DATA UNDER STUDY section start

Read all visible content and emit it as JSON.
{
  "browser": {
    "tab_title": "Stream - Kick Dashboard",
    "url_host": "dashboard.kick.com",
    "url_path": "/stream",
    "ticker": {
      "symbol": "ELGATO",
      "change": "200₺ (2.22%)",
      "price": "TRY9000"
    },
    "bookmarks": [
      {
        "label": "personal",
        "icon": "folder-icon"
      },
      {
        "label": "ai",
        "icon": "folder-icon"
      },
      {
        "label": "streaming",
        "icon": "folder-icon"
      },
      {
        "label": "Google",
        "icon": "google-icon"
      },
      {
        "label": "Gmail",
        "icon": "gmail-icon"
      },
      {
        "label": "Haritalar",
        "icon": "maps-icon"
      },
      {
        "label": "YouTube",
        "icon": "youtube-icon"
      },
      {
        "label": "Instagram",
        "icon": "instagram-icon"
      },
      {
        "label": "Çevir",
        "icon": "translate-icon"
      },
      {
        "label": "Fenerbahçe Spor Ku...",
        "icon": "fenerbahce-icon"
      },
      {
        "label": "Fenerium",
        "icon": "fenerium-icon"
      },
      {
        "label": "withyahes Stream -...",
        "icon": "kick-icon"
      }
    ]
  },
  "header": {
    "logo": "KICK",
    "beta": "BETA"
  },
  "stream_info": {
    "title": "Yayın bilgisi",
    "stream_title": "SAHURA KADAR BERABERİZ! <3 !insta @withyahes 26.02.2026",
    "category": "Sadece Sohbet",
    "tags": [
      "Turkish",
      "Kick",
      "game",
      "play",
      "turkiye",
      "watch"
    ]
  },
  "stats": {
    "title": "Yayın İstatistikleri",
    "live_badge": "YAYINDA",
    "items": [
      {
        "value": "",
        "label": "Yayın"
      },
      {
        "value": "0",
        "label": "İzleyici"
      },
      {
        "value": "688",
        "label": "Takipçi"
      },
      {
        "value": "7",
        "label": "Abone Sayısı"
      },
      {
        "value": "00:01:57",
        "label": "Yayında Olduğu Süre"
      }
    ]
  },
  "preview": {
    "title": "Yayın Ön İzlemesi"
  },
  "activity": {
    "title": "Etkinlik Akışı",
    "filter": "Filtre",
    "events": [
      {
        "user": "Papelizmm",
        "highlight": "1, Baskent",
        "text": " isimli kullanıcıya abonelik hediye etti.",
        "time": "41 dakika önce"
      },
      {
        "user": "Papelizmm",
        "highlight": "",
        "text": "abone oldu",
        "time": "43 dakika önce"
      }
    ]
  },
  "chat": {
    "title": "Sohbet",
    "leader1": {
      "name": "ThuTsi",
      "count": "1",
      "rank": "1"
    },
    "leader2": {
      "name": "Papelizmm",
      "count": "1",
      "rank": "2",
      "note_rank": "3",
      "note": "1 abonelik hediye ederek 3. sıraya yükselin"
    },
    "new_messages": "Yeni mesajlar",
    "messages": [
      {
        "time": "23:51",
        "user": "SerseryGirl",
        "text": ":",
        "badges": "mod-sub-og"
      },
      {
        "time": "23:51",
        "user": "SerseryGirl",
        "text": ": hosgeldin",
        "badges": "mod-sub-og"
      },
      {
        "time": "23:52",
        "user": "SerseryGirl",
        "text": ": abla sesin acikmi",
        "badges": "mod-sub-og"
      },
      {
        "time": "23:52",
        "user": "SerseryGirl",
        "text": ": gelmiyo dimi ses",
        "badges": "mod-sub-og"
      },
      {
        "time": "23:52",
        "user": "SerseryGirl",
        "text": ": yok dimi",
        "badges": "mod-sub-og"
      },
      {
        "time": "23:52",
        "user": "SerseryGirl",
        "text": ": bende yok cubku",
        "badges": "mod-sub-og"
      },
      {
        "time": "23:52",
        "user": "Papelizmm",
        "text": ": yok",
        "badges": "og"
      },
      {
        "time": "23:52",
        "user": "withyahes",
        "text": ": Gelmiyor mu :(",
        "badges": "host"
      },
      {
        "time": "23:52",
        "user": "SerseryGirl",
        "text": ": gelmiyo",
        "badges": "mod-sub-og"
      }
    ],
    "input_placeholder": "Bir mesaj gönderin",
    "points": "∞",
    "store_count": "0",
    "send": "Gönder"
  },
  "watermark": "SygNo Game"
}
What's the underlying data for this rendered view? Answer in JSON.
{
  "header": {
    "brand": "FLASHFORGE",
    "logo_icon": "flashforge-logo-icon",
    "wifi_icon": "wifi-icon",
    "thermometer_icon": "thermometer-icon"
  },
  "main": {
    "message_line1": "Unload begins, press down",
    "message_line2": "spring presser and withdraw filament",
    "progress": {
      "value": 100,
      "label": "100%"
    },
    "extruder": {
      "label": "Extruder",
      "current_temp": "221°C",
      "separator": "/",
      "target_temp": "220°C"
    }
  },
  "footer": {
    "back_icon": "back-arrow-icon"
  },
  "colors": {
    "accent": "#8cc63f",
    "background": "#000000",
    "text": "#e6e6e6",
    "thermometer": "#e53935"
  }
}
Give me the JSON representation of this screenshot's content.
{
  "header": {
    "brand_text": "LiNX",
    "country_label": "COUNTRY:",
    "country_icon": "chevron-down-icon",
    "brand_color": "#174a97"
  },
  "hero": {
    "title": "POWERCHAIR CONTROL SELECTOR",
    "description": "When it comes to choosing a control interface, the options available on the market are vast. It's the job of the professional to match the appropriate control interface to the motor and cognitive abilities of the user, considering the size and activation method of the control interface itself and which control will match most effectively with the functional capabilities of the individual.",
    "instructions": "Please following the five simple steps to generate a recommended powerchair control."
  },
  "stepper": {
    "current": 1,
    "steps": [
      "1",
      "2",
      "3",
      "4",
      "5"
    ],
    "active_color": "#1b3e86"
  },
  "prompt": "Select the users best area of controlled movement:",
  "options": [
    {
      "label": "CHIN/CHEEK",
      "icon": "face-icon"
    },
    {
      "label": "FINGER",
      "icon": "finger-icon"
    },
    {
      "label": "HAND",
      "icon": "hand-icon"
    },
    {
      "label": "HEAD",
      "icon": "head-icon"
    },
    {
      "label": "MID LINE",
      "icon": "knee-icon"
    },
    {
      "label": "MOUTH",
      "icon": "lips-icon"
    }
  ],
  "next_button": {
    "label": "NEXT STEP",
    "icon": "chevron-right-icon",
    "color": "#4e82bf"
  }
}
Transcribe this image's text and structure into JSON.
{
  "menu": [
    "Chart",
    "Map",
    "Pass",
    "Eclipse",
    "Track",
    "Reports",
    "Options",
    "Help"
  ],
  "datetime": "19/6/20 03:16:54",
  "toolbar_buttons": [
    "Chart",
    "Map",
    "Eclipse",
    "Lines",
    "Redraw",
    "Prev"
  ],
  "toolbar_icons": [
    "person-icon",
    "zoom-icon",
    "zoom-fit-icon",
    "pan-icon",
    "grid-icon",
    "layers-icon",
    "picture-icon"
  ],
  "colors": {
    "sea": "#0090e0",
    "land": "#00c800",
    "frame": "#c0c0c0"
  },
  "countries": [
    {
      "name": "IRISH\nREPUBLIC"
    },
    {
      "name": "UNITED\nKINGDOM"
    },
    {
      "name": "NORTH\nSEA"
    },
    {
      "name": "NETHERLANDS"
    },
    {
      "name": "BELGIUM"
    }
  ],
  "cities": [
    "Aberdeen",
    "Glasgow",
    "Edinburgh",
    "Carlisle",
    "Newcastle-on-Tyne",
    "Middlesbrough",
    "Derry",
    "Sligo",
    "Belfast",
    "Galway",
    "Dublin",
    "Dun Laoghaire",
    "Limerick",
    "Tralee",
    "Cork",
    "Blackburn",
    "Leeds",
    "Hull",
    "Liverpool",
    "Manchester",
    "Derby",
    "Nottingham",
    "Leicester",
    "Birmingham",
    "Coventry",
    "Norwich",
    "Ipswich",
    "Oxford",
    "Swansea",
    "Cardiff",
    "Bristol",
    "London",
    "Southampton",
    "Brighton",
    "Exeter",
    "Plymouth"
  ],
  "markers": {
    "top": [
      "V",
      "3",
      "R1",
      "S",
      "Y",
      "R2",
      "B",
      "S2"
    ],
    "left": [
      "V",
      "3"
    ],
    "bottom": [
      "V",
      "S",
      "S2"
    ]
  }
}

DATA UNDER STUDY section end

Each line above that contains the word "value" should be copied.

        "value": "",
        "value": "0",
        "value": "688",
        "value": "7",
        "value": "00:01:57",
      "value": 100,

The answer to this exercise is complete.